One might ponder, why is there a neglect in diagnosing and treating mental health problems in older adults? Stereotypes and misconceptions play a significant role. Society often dismisses the emotional struggles of the elderly as ‘normal aging’, or merely symptoms of their physical health problems. These mistaken beliefs prevent early detection and timely interventions. 

The Stakes for Long-Term Care Centers 

For leaders and caregivers in long-term care centers, understanding and addressing the mental health of residents is crucial. It’s not just about improving their quality of life but also enhancing the overall experience of the care center. 

When the mental well-being of residents improves: 

  • They engage more in social activities, fostering a sense of community. 
  • The rate of medical complications decreases, leading to cost savings. 
  • Caregivers experience fewer challenges in daily care, reducing burnout and turnover rates. 

Towards a Holistic Care Model 

The way forward is clear. Long-term care centers need to adopt a holistic care model, one that sees residents not just as patients with physical needs but as individuals with emotional and psychological needs. 

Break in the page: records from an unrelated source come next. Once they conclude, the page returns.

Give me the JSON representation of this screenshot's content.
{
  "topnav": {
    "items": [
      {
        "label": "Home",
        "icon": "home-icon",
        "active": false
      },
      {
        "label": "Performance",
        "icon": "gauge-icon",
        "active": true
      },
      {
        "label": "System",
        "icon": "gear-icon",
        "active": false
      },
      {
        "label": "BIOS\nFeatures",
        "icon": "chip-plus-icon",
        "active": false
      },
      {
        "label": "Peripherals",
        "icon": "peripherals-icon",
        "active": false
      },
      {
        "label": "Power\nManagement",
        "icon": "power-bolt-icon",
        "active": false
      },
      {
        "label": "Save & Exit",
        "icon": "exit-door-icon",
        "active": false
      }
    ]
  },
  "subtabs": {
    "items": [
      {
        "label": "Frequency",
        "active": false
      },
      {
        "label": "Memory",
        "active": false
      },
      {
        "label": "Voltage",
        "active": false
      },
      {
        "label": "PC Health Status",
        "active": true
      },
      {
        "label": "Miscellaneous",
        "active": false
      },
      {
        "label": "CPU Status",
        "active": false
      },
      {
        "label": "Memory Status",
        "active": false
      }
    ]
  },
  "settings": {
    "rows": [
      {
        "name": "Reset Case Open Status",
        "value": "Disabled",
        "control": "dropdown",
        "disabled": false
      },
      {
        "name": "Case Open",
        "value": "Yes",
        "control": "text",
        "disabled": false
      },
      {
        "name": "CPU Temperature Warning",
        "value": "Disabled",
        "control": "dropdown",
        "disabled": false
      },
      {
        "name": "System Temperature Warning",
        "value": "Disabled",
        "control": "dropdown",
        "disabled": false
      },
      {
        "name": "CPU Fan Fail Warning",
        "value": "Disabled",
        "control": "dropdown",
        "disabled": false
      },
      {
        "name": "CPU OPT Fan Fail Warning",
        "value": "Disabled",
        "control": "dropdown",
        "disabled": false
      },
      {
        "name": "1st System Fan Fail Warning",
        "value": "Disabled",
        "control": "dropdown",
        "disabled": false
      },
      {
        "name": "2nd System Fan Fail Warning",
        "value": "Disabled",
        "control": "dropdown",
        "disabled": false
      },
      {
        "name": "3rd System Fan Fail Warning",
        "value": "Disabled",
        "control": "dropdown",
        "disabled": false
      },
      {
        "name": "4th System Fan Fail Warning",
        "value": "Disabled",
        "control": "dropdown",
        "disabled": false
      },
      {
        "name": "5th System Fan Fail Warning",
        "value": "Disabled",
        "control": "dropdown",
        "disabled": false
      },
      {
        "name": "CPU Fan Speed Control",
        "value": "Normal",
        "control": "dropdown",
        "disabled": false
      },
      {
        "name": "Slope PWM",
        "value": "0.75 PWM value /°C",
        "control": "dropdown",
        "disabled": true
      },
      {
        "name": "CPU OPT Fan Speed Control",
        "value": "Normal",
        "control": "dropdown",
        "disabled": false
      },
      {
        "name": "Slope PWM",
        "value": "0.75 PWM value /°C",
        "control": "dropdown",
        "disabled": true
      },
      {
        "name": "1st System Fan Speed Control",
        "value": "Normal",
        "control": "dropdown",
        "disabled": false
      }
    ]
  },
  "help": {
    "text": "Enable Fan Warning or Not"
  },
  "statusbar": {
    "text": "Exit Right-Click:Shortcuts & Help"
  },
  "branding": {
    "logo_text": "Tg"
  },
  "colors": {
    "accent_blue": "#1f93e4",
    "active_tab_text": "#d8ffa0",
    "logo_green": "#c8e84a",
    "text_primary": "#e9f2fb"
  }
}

Here are some steps leaders and caregivers can take: 

  1. Training and Awareness: Educate staff about the prevalence of mental health issues among older adults and the importance of early detection. 
  1. Integrating Mental Health Screening: Regular mental health screenings should be as standard as physical health checks. 
  1. Collaboration with Mental Health Professionals: Establish partnerships with mental health professionals to ensure timely diagnosis and treatment. 
  1. Fostering Social Interaction: Encourage activities that stimulate the mind and foster social bonds. This could include book clubs, group exercises, art therapy, and more. 
  1. Empathy and Patient-Centered Care: Remember that every resident has a unique life story. Approach care with empathy, understanding their individual experiences, fears, and aspirations. 

In conclusion, it’s imperative that we shift our perspectives and include mental health as a core component of care. The findings of this research article are not just an eye-opener but a call to action. Let’s ensure our care centers are truly comprehensive havens of health and wellness for older adults. 

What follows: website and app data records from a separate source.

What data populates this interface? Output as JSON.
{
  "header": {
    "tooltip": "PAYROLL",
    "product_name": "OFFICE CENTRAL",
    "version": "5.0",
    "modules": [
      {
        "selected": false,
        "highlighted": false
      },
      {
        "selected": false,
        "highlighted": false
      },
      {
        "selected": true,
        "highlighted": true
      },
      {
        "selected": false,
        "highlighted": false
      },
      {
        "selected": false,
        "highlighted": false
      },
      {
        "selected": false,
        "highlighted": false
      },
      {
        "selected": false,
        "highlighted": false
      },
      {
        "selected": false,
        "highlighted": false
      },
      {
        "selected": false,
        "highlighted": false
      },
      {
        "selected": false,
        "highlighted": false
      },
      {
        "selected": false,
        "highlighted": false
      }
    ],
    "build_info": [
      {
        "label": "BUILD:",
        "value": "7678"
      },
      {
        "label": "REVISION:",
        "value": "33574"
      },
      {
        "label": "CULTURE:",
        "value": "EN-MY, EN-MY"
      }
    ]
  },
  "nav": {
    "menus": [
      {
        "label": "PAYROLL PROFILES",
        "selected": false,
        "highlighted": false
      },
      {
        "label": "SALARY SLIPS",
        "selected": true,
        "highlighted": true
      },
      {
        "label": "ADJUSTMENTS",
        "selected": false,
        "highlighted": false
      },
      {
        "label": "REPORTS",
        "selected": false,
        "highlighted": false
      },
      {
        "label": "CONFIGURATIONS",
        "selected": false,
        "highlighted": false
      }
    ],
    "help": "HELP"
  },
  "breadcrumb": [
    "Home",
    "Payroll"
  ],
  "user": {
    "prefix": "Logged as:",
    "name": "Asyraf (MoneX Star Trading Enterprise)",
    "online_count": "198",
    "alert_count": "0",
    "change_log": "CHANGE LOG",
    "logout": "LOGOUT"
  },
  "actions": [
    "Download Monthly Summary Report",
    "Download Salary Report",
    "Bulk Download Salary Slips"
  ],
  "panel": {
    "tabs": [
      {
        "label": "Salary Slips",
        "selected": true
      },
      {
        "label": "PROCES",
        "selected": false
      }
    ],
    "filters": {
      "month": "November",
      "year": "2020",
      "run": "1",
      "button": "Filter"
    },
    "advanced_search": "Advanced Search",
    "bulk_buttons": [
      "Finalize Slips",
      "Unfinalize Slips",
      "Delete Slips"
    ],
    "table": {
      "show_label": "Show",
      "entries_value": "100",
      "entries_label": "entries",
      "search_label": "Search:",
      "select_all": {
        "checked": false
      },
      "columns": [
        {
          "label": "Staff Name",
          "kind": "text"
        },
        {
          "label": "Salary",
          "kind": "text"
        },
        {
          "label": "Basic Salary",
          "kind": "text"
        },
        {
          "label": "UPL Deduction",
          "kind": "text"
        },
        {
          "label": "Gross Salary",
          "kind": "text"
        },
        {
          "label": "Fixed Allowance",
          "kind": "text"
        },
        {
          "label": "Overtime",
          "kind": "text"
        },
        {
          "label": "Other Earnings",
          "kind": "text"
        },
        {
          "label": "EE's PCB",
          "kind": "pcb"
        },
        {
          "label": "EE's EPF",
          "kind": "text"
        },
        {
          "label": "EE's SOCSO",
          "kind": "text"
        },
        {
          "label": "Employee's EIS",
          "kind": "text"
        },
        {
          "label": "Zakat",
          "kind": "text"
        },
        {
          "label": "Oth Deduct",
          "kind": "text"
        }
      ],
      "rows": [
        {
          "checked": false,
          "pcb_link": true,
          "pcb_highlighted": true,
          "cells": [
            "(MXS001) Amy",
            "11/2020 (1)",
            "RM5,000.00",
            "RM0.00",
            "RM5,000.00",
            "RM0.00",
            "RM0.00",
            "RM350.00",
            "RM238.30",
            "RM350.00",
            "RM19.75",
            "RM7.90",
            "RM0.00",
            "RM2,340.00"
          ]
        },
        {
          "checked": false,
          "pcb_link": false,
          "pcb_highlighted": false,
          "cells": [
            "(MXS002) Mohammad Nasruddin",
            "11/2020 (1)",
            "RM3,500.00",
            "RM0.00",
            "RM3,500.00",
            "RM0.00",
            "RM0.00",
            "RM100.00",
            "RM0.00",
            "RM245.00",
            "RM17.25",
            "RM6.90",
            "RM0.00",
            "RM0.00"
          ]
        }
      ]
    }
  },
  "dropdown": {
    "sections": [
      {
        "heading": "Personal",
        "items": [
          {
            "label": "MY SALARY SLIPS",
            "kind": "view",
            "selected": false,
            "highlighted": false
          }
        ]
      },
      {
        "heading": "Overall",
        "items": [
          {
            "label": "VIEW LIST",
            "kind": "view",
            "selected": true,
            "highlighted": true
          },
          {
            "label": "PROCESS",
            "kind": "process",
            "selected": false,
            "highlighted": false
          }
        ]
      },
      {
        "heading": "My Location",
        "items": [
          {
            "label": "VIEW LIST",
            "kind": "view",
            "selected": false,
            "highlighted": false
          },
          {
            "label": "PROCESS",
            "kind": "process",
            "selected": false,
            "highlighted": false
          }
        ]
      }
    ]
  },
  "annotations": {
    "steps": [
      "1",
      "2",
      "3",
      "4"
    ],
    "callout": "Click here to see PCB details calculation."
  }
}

Sources: 

Milne-Tyte, A. (2023, August 14). Call it “stealth mental health” – some care for elders helps more without the label. NPR. https://www.npr.org/sections/health-shots/2023/08/14/1193738304/mental-health-older-adults